Here are a few examples of leaders I know who got what they projected into the relationship with team members:

A leader who decided that the reason people were at his company was to make him rich, yet tried to put on a veneer of team togetherness, loyalty, and mutual support. Result: since he was really projecting "it's all about what's in it for me", people began asking what the leader would do for them when he directed them to do things.

A leader who thought her job was to poke holes in what her people brought her - and to do it with everyone present. On great teams this would have worked wonders - yet she had two challenges. First, she rarely met with anyone individually. Second, if anyone tried to poke holes in what she did, she would become defensive. Result: people avoided meetings and did things on their own, so efforts across the organization were uncoordinated and ineffective.

A leader who completely overloaded himself to keep team members unburdened. However, he built strong individual relationships where each person felt respected and listened to. During one of his regular one-on-one meetings, a senior VP shared her concerns about the CEO's overload. The CEO was able to step back and let go of more decision-making and task accomplishment. Result: the team was able to surpass the limitations of the leader and be substantially more productive.

So what do you think? What's your experience?

How have you seen relationships affect team productivity and effectiveness - negatively, positively, or otherwise? 

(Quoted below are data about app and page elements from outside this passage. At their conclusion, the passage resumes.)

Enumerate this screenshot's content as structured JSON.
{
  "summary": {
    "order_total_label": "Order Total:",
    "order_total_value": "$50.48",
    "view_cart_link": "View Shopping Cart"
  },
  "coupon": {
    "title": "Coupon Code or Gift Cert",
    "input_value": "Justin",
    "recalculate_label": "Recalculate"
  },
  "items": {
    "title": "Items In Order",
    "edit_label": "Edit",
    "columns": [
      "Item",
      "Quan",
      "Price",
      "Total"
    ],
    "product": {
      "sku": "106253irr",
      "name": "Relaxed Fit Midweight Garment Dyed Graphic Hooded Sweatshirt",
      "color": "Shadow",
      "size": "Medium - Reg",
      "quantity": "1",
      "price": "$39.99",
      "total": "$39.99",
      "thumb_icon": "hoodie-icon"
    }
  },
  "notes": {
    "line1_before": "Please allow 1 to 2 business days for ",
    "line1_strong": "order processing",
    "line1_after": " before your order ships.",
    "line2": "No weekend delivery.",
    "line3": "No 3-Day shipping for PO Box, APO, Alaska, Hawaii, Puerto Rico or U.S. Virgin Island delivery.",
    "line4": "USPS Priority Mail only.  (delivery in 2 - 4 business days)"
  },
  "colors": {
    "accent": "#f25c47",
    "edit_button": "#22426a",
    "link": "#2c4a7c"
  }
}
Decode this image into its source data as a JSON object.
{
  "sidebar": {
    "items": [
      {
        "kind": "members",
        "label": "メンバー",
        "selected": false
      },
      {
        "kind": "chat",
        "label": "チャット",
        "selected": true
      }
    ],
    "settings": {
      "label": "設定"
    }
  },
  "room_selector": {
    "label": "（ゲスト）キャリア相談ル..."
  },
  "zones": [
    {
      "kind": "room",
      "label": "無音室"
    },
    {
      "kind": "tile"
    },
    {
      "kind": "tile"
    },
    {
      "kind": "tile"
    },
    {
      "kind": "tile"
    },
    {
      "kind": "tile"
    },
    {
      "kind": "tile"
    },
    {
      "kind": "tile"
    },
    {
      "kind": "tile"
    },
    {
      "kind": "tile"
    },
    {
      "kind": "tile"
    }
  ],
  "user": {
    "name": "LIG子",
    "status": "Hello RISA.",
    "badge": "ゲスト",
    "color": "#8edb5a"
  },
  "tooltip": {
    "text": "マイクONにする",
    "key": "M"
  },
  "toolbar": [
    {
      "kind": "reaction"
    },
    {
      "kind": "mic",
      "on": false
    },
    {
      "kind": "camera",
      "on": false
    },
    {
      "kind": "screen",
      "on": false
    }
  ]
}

Chris Hutchinson, CEO

Chris Hutchinson, CEO

(Feel free to change the names/comment generally to protect the guilty ;o)